What is expected: Should any entry hold a picture, omit that picture and copy the rest of the entry exactly.

Dataset excerpts:

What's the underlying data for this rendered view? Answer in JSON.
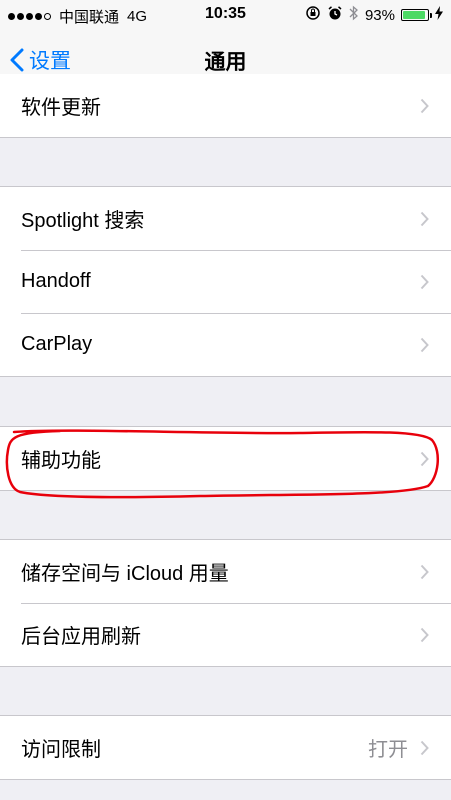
{
  "status_bar": {
    "carrier": "中国联通",
    "network": "4G",
    "time": "10:35",
    "battery_percent": "93%",
    "battery_level": 0.93
  },
  "nav": {
    "back_label": "设置",
    "title": "通用"
  },
  "groups": [
    {
      "items": [
        {
          "label": "软件更新"
        }
      ]
    },
    {
      "items": [
        {
          "label": "Spotlight 搜索"
        },
        {
          "label": "Handoff"
        },
        {
          "label": "CarPlay"
        }
      ]
    },
    {
      "items": [
        {
          "label": "辅助功能"
        }
      ]
    },
    {
      "items": [
        {
          "label": "储存空间与 iCloud 用量"
        },
        {
          "label": "后台应用刷新"
        }
      ]
    },
    {
      "items": [
        {
          "label": "访问限制",
          "value": "打开"
        }
      ]
    }
  ],
  "colors": {
    "accent": "#007aff",
    "annotation": "#e8000b",
    "battery": "#4cd964"
  }
}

Answer space:
What's the underlying data for this rendered view? Answer in JSON.
{
  "status_bar": {
    "carrier": "中国联通",
    "network": "4G",
    "time": "10:35",
    "battery_percent": "93%",
    "battery_level": 0.93
  },
  "nav": {
    "back_label": "设置",
    "title": "通用"
  },
  "groups": [
    {
      "items": [
        {
          "label": "软件更新"
        }
      ]
    },
    {
      "items": [
        {
          "label": "Spotlight 搜索"
        },
        {
          "label": "Handoff"
        },
        {
          "label": "CarPlay"
        }
      ]
    },
    {
      "items": [
        {
          "label": "辅助功能"
        }
      ]
    },
    {
      "items": [
        {
          "label": "储存空间与 iCloud 用量"
        },
        {
          "label": "后台应用刷新"
        }
      ]
    },
    {
      "items": [
        {
          "label": "访问限制",
          "value": "打开"
        }
      ]
    }
  ],
  "colors": {
    "accent": "#007aff",
    "annotation": "#e8000b",
    "battery": "#4cd964"
  }
}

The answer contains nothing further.